Chrissie Hynde had survived both the American-hippie and English-punk movements by the time she got the Pretenders together, and their self-titled debut reflects both of those sensibilities. The first song, “Precious,” with Hynde’s “Fuck off” declaration and James Honeyman-Scott’s tasteful, jammy solos was like a middle finger to those two scenes at once. Meanwhile, “Brass in Pocket” and “Mystery Achievement” have both a tough grit and sense of melody that showed the Pretenders were capable of so much more in the years to come. —K.G. 

4. AC/DC, ‘Back in Black’

AC/DC’s 1979 LP, Highway to Hell, was a commercial breakthrough, finally getting the Australian hard rockers significant airplay in the U.S. But lead singer Bon Scott’s death in February 1980 almost led to the band’s long-awaited mainstream success being cut short. In light of the tragedy, AC/DC quickly regrouped and decided to push forth with a new singer. Back in Black was written and recorded with Brian Johnson in under two months and was met with an even bigger response than its predecessor. Punchy and raw, the album bridged the gap between the old and coming eras of metal, notably influencing the likes of Van Halen and Metallica. —B.S.

3. Prince, ‘Dirty Mind’

Dirty Mind is one of the most concise, joyful statements in modern musical history — a blazing-quick tour through jubilant pop (“When You Were Mine”), ankle-breaking synth-funk (“Head”), romping rock (“Sister”), and late-night soul (“Gotta Broken Heart Again”). It served as an announcement of Prince’s grand ambitions and once-in-a-generation talent, and other artists couldn’t help but get jealous: “I can’t believe people are gullible enough to buy Prince’s jive records,” Rick James told Rolling Stone. Meanwhile, Prince was winning over James’ fans show by show. “We would go over like gangbusters,” guitarist Dez Dickerson said, “because the black audience was just dying for something new.” —E.L.
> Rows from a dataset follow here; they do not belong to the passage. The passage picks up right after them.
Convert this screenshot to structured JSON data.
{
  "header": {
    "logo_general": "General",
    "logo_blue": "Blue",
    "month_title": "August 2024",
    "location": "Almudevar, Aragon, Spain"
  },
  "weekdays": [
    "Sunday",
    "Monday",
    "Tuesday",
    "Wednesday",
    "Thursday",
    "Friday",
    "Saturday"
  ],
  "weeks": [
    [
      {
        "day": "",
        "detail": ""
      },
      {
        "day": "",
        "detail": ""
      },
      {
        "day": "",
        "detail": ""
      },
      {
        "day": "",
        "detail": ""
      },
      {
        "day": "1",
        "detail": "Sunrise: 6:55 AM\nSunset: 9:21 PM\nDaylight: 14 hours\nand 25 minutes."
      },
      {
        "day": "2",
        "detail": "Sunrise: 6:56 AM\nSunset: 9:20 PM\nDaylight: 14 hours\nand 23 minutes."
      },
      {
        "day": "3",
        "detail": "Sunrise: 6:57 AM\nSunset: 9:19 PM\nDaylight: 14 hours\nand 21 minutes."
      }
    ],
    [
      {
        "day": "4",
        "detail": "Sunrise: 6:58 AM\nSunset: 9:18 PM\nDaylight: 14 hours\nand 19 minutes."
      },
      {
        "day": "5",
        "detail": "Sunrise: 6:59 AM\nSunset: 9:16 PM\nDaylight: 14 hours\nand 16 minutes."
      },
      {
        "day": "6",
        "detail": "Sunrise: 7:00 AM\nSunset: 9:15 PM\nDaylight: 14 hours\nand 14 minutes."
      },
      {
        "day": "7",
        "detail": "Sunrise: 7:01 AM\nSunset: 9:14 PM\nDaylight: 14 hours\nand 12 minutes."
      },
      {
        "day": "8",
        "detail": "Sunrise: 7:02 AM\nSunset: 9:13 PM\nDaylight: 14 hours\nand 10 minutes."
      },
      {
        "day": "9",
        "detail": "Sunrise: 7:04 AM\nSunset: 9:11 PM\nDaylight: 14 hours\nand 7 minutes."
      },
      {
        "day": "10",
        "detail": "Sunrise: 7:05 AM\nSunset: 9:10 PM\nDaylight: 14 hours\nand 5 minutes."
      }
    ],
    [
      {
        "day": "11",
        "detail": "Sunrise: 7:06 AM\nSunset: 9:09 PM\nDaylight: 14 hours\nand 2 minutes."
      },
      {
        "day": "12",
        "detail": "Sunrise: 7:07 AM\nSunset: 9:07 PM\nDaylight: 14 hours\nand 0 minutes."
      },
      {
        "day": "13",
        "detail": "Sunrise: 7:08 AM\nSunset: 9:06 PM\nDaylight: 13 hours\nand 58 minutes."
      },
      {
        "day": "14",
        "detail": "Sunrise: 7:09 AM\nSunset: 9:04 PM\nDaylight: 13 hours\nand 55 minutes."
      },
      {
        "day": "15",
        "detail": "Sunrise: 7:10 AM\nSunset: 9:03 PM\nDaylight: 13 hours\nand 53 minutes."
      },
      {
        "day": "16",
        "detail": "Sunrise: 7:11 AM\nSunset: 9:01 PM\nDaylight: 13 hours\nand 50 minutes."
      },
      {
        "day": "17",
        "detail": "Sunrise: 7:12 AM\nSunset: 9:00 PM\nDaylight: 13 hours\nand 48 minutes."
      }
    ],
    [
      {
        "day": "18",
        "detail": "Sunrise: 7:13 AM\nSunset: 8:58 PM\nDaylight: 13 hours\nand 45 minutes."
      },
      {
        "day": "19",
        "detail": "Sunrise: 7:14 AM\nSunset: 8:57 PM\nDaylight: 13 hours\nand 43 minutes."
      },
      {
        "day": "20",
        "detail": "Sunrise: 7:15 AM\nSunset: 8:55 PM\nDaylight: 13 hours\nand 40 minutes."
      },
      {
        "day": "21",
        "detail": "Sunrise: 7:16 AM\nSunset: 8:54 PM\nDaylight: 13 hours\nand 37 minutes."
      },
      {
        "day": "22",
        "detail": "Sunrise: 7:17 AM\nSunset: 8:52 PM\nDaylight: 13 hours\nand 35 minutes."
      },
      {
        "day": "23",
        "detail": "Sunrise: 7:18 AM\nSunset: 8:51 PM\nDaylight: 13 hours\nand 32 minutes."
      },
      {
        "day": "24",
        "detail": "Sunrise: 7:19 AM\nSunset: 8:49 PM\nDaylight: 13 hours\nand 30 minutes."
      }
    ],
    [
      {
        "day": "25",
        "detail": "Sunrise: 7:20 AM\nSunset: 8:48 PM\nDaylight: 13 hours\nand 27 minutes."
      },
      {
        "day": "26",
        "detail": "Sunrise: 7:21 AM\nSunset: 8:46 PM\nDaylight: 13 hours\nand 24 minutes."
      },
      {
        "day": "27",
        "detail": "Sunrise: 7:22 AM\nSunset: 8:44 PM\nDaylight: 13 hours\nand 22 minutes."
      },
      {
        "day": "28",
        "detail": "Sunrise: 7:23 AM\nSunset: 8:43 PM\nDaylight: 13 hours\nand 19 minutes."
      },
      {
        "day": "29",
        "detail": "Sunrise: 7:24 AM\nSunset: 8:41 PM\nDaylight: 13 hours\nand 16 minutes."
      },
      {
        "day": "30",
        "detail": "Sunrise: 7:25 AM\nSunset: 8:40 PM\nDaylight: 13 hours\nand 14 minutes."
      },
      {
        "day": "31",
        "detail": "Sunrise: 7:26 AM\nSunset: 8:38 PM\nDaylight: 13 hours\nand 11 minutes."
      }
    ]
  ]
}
2. Talking Heads, ‘Remain in Light’

While AC/DC were making Back in Black one room over in the same Bahamas studio, Talking Heads were creating their own masterpiece. Inspired by Nigerian musician Fela Kuti, the band — along with mastermind producer Brian Eno — fused New Wave, world beat, funk, and more, which resulted in the most danceable record of their career. They later brought in King Crimson guitarist Adrian Belew and singer Nona Hendryx to expand the palette of their sound, from the dizzying opener, “Born Under Punches (The Heat Goes On),” to the hit “Once in a Lifetime.” “Our process led us to something with some affinity to Afro-funk, but we got there the long way ’round, and of course our version sounded slightly off,” Byrne said in 2017. “We didn’t get it quite right, but in missing, we ended up with something new.” —A.M. 

1. The Clash, ‘London Calling’

The Clash set out to make history on London Calling — and that’s exactly what they did. London Calling is the punk upstarts’ bold double-vinyl statement, on a death-or-glory scale. With their classic 1977 debut, the Clash proved they could blow away any band when it came to passion and intensity. But here they showed they could do it all, dabbling in reggae, rockabilly, New Orleans R&B, even pop. It’s the mightiest band of their era hitting new heights, from the anti-fascist rage of “Clampdown” to the jolly brew-for-breakfast skank of “Rudie Can’t Fail.” When Joe Strummer yells, “Now get this!” he’s got your full attention.The album was a breakthrough hit, as the Clash knew it deserved to be. Strummer told Rolling Stone he met a German skinhead who said, “My grandmother likes ‘Wrong ‘Em Boyo.’ What have you done to me?” They confront tough times — poverty, drug addiction, racist violence, the nuclear arms race. With right-wing regimes on the rise in the U.K. and the U.S., there was an urgency to “Spanish Bombs” and “Death or Glory” — songs about keeping the revolutionary spirit alive even in the face of defeat. Like Martin Scorsese’s Raging Bull, London Calling arrived just as the Seventies spilled into the Eighties, with a challenge to the new decade. Also like Raging Bull — a movie Scorsese directed while constantly blasting the Clash’s first album on the set — it’s a gritty portrait of rude boys facing a hostile world. There’s even a love song — the surprise hit “Train in Vain (Stand by Me).” But the Clash gave it the same honesty they brought to everything else. That’s why London Calling has remained a classic ever since. —R.S.